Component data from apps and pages
........

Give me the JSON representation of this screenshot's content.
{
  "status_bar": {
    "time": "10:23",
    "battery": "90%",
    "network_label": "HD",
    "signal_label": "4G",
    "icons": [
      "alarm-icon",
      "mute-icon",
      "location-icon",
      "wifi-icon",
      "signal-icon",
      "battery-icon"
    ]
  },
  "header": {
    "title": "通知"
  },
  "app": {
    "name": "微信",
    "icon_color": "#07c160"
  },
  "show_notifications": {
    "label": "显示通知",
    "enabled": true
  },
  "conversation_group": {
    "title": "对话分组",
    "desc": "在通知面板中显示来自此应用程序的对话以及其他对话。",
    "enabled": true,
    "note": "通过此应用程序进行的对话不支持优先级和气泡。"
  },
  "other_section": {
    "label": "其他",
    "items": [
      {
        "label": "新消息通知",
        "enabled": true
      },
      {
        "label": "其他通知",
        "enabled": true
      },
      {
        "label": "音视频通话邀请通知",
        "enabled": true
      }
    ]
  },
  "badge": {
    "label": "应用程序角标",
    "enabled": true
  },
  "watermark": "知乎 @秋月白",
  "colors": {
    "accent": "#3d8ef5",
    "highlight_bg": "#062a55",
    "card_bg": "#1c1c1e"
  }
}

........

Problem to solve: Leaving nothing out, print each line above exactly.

Completed task:
Give me the JSON representation of this screenshot's content.
{
  "status_bar": {
    "time": "10:23",
    "battery": "90%",
    "network_label": "HD",
    "signal_label": "4G",
    "icons": [
      "alarm-icon",
      "mute-icon",
      "location-icon",
      "wifi-icon",
      "signal-icon",
      "battery-icon"
    ]
  },
  "header": {
    "title": "通知"
  },
  "app": {
    "name": "微信",
    "icon_color": "#07c160"
  },
  "show_notifications": {
    "label": "显示通知",
    "enabled": true
  },
  "conversation_group": {
    "title": "对话分组",
    "desc": "在通知面板中显示来自此应用程序的对话以及其他对话。",
    "enabled": true,
    "note": "通过此应用程序进行的对话不支持优先级和气泡。"
  },
  "other_section": {
    "label": "其他",
    "items": [
      {
        "label": "新消息通知",
        "enabled": true
      },
      {
        "label": "其他通知",
        "enabled": true
      },
      {
        "label": "音视频通话邀请通知",
        "enabled": true
      }
    ]
  },
  "badge": {
    "label": "应用程序角标",
    "enabled": true
  },
  "watermark": "知乎 @秋月白",
  "colors": {
    "accent": "#3d8ef5",
    "highlight_bg": "#062a55",
    "card_bg": "#1c1c1e"
  }
}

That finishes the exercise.